Work required ▸ Copy every line that contains the string "directly" from the entries below.

Task data ▸
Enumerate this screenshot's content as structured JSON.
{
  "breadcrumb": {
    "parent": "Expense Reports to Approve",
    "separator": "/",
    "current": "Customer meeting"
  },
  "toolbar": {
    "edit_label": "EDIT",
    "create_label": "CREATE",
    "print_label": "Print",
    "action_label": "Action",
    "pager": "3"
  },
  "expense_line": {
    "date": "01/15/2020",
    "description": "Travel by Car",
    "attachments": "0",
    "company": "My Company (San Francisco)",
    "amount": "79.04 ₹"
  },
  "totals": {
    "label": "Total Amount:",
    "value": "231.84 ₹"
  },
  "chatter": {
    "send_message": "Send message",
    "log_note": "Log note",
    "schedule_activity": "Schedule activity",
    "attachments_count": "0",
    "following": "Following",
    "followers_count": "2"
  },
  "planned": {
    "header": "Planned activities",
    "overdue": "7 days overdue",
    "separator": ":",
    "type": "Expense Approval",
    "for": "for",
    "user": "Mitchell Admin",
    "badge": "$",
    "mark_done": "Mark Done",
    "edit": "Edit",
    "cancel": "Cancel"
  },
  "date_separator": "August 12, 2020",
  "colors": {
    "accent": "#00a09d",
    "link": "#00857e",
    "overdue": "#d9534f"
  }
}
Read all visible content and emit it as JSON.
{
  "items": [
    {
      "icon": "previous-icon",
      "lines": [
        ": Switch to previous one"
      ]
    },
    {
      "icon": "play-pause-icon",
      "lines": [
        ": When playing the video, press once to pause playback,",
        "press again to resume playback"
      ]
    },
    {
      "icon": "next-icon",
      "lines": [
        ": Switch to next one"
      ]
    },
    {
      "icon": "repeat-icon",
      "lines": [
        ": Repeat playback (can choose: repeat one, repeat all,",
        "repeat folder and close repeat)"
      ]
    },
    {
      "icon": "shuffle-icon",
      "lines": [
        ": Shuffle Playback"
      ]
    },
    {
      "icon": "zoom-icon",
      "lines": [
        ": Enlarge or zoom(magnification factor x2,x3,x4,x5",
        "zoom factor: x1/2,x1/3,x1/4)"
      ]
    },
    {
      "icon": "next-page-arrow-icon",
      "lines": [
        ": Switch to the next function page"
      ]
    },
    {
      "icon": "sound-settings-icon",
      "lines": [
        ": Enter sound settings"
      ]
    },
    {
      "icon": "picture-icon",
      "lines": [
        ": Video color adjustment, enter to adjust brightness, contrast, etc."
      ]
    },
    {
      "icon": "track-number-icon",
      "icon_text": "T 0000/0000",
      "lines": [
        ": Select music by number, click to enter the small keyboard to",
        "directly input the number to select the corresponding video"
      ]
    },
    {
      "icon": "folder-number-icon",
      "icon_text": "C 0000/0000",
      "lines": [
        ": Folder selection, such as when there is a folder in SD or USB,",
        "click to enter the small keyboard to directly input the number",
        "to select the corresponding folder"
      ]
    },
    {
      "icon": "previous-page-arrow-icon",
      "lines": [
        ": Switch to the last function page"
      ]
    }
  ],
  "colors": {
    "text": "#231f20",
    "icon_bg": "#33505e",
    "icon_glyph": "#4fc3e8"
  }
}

Response to the task ▸
        "directly input the number to select the corresponding video"
        "click to enter the small keyboard to directly input the number",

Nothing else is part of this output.